Netherlands Amends Entrepreneur Visa Scheme

April 18, 2016

By Immigration Group

This article was prepared with the assistance of ABIL, the Alliance of Business Immigration Lawyers, of which Laura Danielson is an active member.

Important exemptions for startup entrepreneurs have been introduced, streamlining the application process and allowing them to extend their stay in the Netherlands. The requirements for high net worth individuals have also been made less strict. Furthermore, the search year visa for young graduates with a foreign degree will include work authorization, and graduates from Dutch institutions can preserve their search year for up to three years after graduation. Finally, the 2016 salary thresholds for highly skilled migrants are listed below.

New Exemptions for Startup Entrepreneurs

The startup visa clearly remains a favorite of Dutch policymakers. First, renewal of stay has been made easier. Start-up visas are issued for only one year, non-renewable. As of January 1, 2016, startup visa holders can prolong their stay easily by applying for a general entrepreneur visa (verblifsvergunning als zelfstandige). Whereas regular entrepreneur visa applicants must go through a cumbersome points assessment (resulting in a very low average success rate of 15%), the former startup visa holder only needs an endorsement from his or her facilitator. The facilitator—the same one that has sponsored the startup visa in the first place—must make a written statement that under its guidance, the startup has “performed to satisfaction” during the first year of stay in the Netherlands. No further requirements apply. As for regular applicants, the entrepreneur visa is granted for two years, bringing the total stay of the startup to three years.

Another important exemption was introduced in October 2015: startup visa applicants are exempt from the entry clearance visa requirement (machtiging tot voorlopig verblijf, MVV). This means that a startup visa applicant can apply and await a decision on the application in the Netherlands without having to travel back to the country of origin. This is remarkable because the MVV requirement is one of the most sacred cows of the Dutch immigration system. The startup visa scheme was seriously hampered by this MVV requirement. Many startups had to interrupt high-pressure facilitator programs to travel back to their countries just to collect visa stamps. Clearly, the government intends to make this visa scheme work.

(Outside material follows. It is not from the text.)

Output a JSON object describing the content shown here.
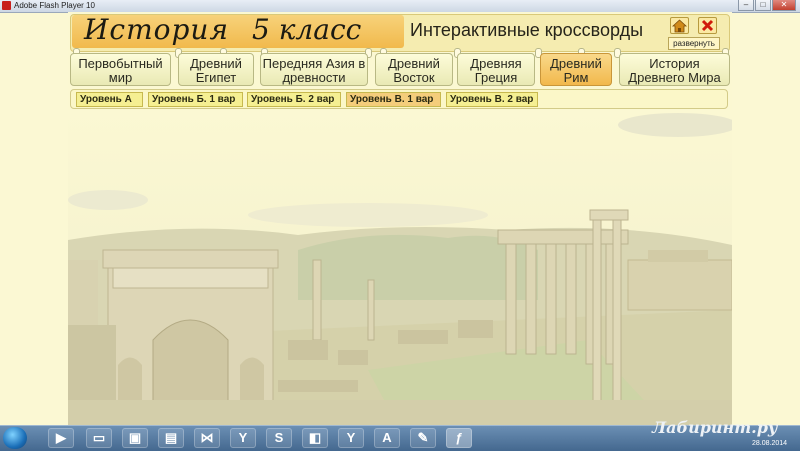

Making the “Golden Visa” Work

The conditions to obtain a “Golden Visa,” or high-net-worth individual permit, were made less strict. No longer is an auditor required to state that the funds of the applicant are of legitimate origin. These statements were superfluous because the government does its own checks on the origin of these funds. To recall the main requirement, an investment of €1,25 million must be made into a Dutch company with an innovative character. The necessity of innovativeness of the investment will be made alternative; if the investment target is not so innovative—e.g. acquisition of real estate—this can be compensated for by creating 10 new full-time jobs instead. Another change is that the permit is issued in the first instance for three years instead of one year. These changes will enter into force on July 1, 2016.

The amendments seem to be prompted by the lack of success of the scheme. Only 10 applications were filed in the first three years, of which only one was approved.

Highly Educated Persons: Important Changes

The “highly educated persons” visa is a one-year, non-renewable visa for persons with tertiary education (a bachelor’s degree or higher) from a foreign top-200 university. This program is meant to attract valuable immigrants, but it has not resulted in many applicants. The highly educated persons visa is granted for a “job search” year but paradoxically does not allow for work of any kind. To work legally, the highly educated person must first find a prospective employer willing to sponsor a work permit. This will be changed. The visa will allow for work during the search year without specific conditions (“labor freely permitted; work permit not required”). This will allow the visa holder to make a living during the search year. Ultimately, at the time of renewal, an employer must be found to sponsor the application for an extension of stay; e.g., through a highly skilled migrant permit (kennismigrant).

Another important change was announced relating to the search year visa for graduates from Dutch tertiary education institutions. Until now, the search year was available during the first 12 months following the date of graduation. Under the new rules, this will be extended until three years after graduation. The visa will allow graduates to return home after their graduation and spend some time there (or elsewhere), and still return to the Netherlands to look for a job. In addition, the graduates’ search year visa will become available to former researchers who have completed their research.

The effective date of these new rules has not been announced yet.

Salary Thresholds for 2016

The new salary thresholds for 2016 for highly skilled migrants (kennismigranten) and EU Blue Card holders have been published. As of January 1, 2016, the following gross monthly salary amounts apply, to which a statutory 8% holiday pay is added (see the figures in parentheses):

Highly skilled migrant aged 30 and above: €4,240 (i.e., €4,579.20 inclusive of 8% holiday pay)
Highly skilled migrant younger than 30 years: €3,108 (€3,356.64)
Highly skilled migrant with a Dutch degree: €2,228 (€2,406.24)
EU Blue Card holder: €4,968 (€5,365.44)